Rebuilding Christchurch, Fiji opens up to Russia and Samoa’s most senior female politician.
There was a time after the devastating 2011 earthquake when some wondered whether Christchurch would survive at all. With 185 people dead and the central business district destroyed, the heart had seemingly been ripped out of the city. But five years on, New Zealand’s third-largest city isn’t just functioning, it’s blooming. “There’s a sense that anything is possible,” says Vicki Buck, the city’s deputy mayor.
Perhaps most important is the nz$635m (€385m) insurance settlement that has given the Christchurch City Council the funds to continue its recovery. Then there was the exit of the state-run Canterbury Earthquake Recovery Authority (Cera). In charge of the city’s rebuild since a month after the earthquake, Cera increasingly fell out of favour with locals frustrated by its top-down decision-making process. It has now been replaced by Regenerate Christchurch; jointly funded by the central government and the council, it puts more decision-making back into local hands. “If you were going to do things differently it might have been getting rid of Cera earlier,” says Buck. “It’s the people who need to be involved.”
The list of projects to either be completed or initiated in 2016 is intimidating. A new music centre, The Piano, is due to be unveiled in July, while the first stages of mixed retail and commercial developments by the name of the bnz Centre and The Terrace are due before the year’s end. There are also plans for a new convention centre. Elsewhere the council is keen to initiate the development of a new cruise-ship terminal at Lyttelton Harbour.
But the recovery is also about reinvention. In March speed limits in the centre of the city were reduced to 30km/h, with nz$65m (€40m) to be spent over the next three years on cycle paths that will extend to the suburbs. Meanwhile, a burgeoning entrepreneurial spirit has the city repositioning itself as a centre for innovation.
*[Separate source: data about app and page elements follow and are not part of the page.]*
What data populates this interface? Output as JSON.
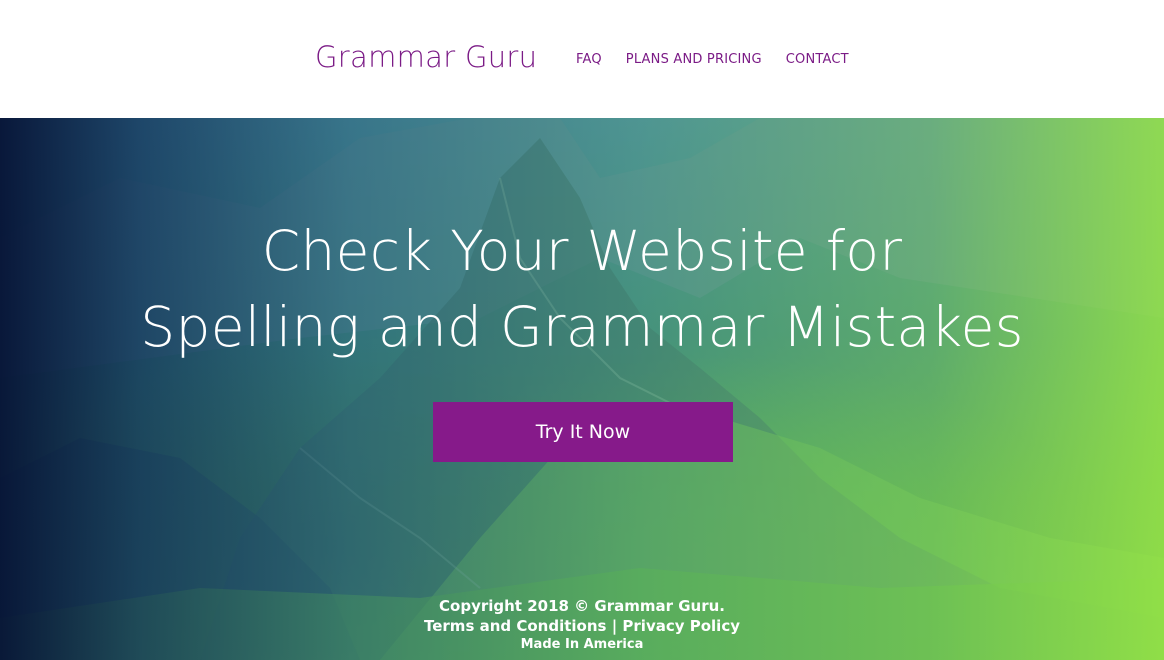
{
  "header": {
    "brand": "Grammar Guru",
    "nav": {
      "faq": "FAQ",
      "plans": "PLANS AND PRICING",
      "contact": "CONTACT"
    }
  },
  "hero": {
    "headline_line1": "Check Your Website for",
    "headline_line2": "Spelling and Grammar Mistakes",
    "cta_label": "Try It Now"
  },
  "footer": {
    "copyright": "Copyright 2018 © Grammar Guru.",
    "terms_label": "Terms and Conditions",
    "separator": "|",
    "privacy_label": "Privacy Policy",
    "made_in": "Made In America"
  },
  "colors": {
    "brand_purple": "#7b1b86",
    "button_purple": "#861a8a",
    "gradient_left": "#06143a",
    "gradient_right": "#96e646"
  }
}
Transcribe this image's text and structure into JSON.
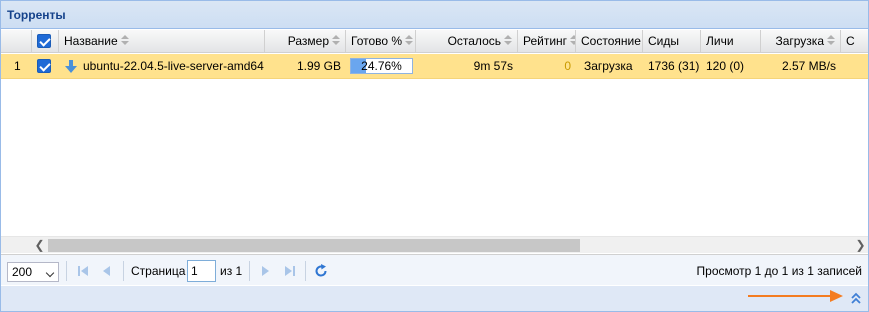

Australia’s fast-track visa system, meant to incentivise the wealthy to head down under and invest, is paying dividends. High-net-worth individuals are flocking to Sydney and Melbourne in droves, with a recent New World Wealth report showing that the two cities have the highest number of annual millionaire inflow in the world. While the economic benefits are obvious, prioritising the wealthy further highlights the country’s poor track record when it comes to taking in refugees. As some other nations unveil fast-track systems to welcome Syrian refugees, Australia has rolled out a feature film, Journey, in war-torn nations to deter asylum-seekers.
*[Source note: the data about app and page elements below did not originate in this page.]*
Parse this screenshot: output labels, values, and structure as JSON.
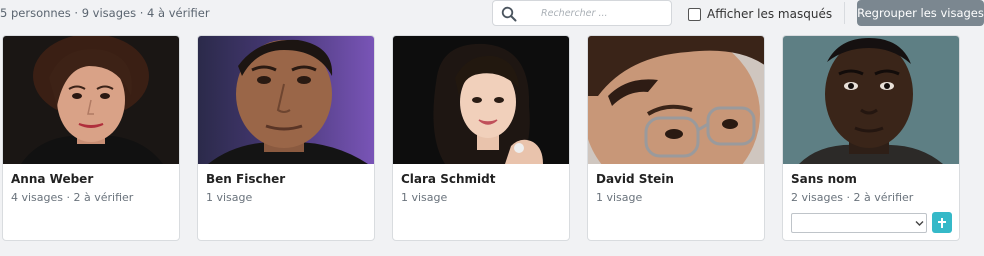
{
  "toolbar": {
    "summary": "5 personnes · 9 visages · 4 à vérifier",
    "search_placeholder": "Rechercher ...",
    "search_value": "",
    "show_hidden_label": "Afficher les masqués",
    "show_hidden_checked": false,
    "group_button_label": "Regrouper les visages"
  },
  "people": [
    {
      "name": "Anna Weber",
      "meta": "4 visages · 2 à vérifier"
    },
    {
      "name": "Ben Fischer",
      "meta": "1 visage"
    },
    {
      "name": "Clara Schmidt",
      "meta": "1 visage"
    },
    {
      "name": "David Stein",
      "meta": "1 visage"
    },
    {
      "name": "Sans nom",
      "meta": "2 visages · 2 à vérifier",
      "assign_value": "",
      "add_icon": "plus-icon"
    }
  ],
  "colors": {
    "accent": "#35b9c8",
    "group_button": "#7b8790",
    "page_background": "#f1f2f4"
  }
}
Not so long ago, Fiji saw Australia and New Zealand as its most important allies. But that all changed in 2006 when Canberra and Wellington imposed sanctions on the island nation after its military coup, which meant that Fiji was left searching for new diplomatic partners. One country endeavouring to fill the void is Russia. In January, Moscow donated 20 containers of weapons to Fiji, ostensibly to upgrade the country’s small peacekeeping force in the Middle East. However, there’s a lingering question about what Russia wants in return. Auckland-based defence analyst Paul Buchanan says, “The suspicion is that the quid pro quo could be a future base for the Russian Pacific fleet.” Watch this space.
The recently appointed – and first female – deputy prime minister of Samoa is passionate about encouraging other women to follow in her footsteps.
Why has it taken this long for Samoa to get a female deputy prime minister?
There have never been many women in our parliament. Just like in many other parts of the world, it has traditionally been perceived as an area for men – but that is changing.
What do you think your appointment will mean for women in the Pacific?
Being a role model is important. I hope women can see that there is no office that they cannot aspire to. It takes a lot of confidence for women to enter politics and our society needs to encourage that. In 2013 my party [the centre-right Human Rights Protection party] introduced a special measure to ensure a minimum of five parliamentary seats went to women. The election in March was the first time that we’ve used this new legislation and we’re very pleased with the results.
As the new deputy prime minister, what will be the most important issues on your agenda?
The priority is driving our economy, particularly through tourism and agriculture. We are committed to developing infrastructure in rural areas – transport, utilities, electricity, water – and we have put a lot of work into mitigating the consequences of natural disasters caused by climate change.